Paper long abstract:
Orangutan (Pongo sp.) is only one extant great apes living in Asia while the other great apes; Chimpanzee (Pan sp.) and Gorilla (Gorilla sp.) living in Africa. Orangutan is the only solitary species in extant diurnal primates and its reproductive speed is very slow; it births only one offspring every 6-9 years and age at first birth is average 15 years old in the wild. However, we found that human-reared (rehabilitant) orangutans, which lost their own mother by poaching and reared by human then released in the wild as conservation projects, born every 6 years and age at first birth was average 11.6 years old, shorter and younger than wild one. Additionally in the wild, mothers of orangutan are hardly dead or loss of health related to pregnancy and childbirth while rehabilitant mothers frequently were dead or loss of health during or after birth. In the captivity (zoos), similar high risk of health related to childbirth was reported with frequent child neglect. This paper reviews troubles related to pregnancy and childbirth in the captivity and human-reared orangutans compared with other great apes. Then I discuss what factors influence on pregnancy and childbirth in great apes; especially focus on growing environment of mother, rather than genetic or innate differences.
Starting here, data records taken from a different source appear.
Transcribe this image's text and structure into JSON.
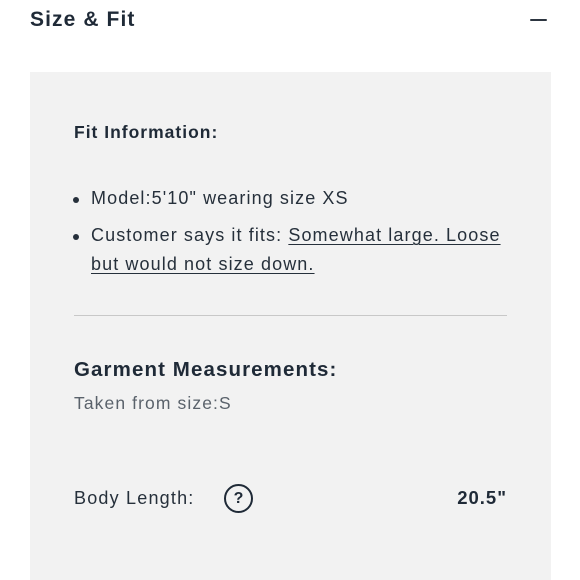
{
  "header": {
    "title": "Size & Fit",
    "toggle_icon": "minus-icon"
  },
  "fit_information": {
    "heading": "Fit Information:",
    "items": [
      {
        "text": "Model:5'10\" wearing size XS"
      },
      {
        "prefix": "Customer says it fits: ",
        "link": "Somewhat large. Loose but would not size down."
      }
    ]
  },
  "garment_measurements": {
    "heading": "Garment Measurements:",
    "subtitle": "Taken from size:S",
    "rows": [
      {
        "label": "Body Length:",
        "help_icon": "question-mark-icon",
        "help_symbol": "?",
        "value": "20.5\""
      }
    ]
  },
  "colors": {
    "text": "#1f2a37",
    "panel_background": "#f2f2f2",
    "divider": "#c8c8c8",
    "muted_text": "#5a626b"
  }
}
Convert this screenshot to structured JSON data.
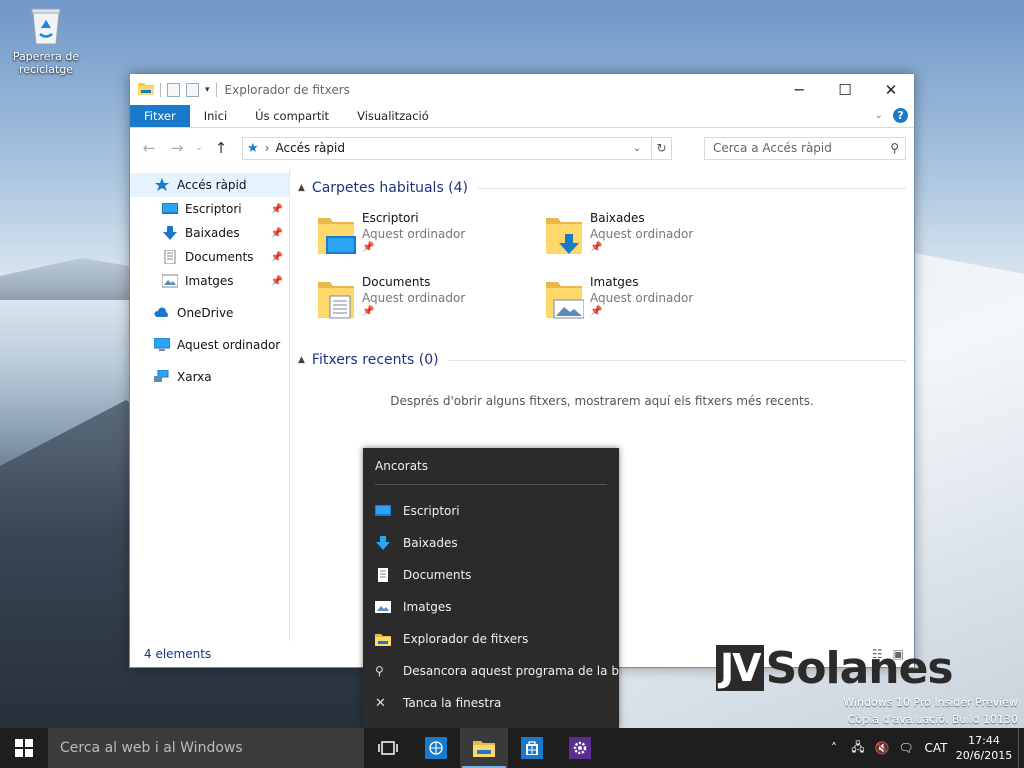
{
  "desktop": {
    "recycle_bin_label": "Paperera de reciclatge",
    "watermark_line1": "Windows 10 Pro Insider Preview",
    "watermark_line2": "Còpia d'avaluació. Build 10130",
    "logo_left": "JV",
    "logo_right": "Solanes"
  },
  "window": {
    "title": "Explorador de fitxers",
    "tabs": [
      "Fitxer",
      "Inici",
      "Ús compartit",
      "Visualització"
    ],
    "address": "Accés ràpid",
    "search_placeholder": "Cerca a Accés ràpid",
    "status": "4 elements"
  },
  "nav": {
    "quick_access": "Accés ràpid",
    "pinned": [
      "Escriptori",
      "Baixades",
      "Documents",
      "Imatges"
    ],
    "onedrive": "OneDrive",
    "this_pc": "Aquest ordinador",
    "network": "Xarxa"
  },
  "content": {
    "frequent_header": "Carpetes habituals (4)",
    "folders": [
      {
        "name": "Escriptori",
        "location": "Aquest ordinador"
      },
      {
        "name": "Baixades",
        "location": "Aquest ordinador"
      },
      {
        "name": "Documents",
        "location": "Aquest ordinador"
      },
      {
        "name": "Imatges",
        "location": "Aquest ordinador"
      }
    ],
    "recent_header": "Fitxers recents (0)",
    "recent_empty": "Després d'obrir alguns fitxers, mostrarem aquí els fitxers més recents."
  },
  "jumplist": {
    "title": "Ancorats",
    "items": [
      "Escriptori",
      "Baixades",
      "Documents",
      "Imatges"
    ],
    "app": "Explorador de fitxers",
    "unpin": "Desancora aquest programa de la ba",
    "close": "Tanca la finestra"
  },
  "taskbar": {
    "search_placeholder": "Cerca al web i al Windows",
    "language": "CAT",
    "time": "17:44",
    "date": "20/6/2015"
  },
  "colors": {
    "accent": "#1979ca",
    "header_blue": "#1e3287",
    "jumplist_bg": "#2b2b2b",
    "taskbar_bg": "#1e1e1e"
  }
}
This paper will contribute how growing environment of mother effects on pregnancy and childbirth over Hominidae, included human.
Cross-cultural perspectives on pregnancy and childbirth: encounters with unknowns at the natal/postnatal juncture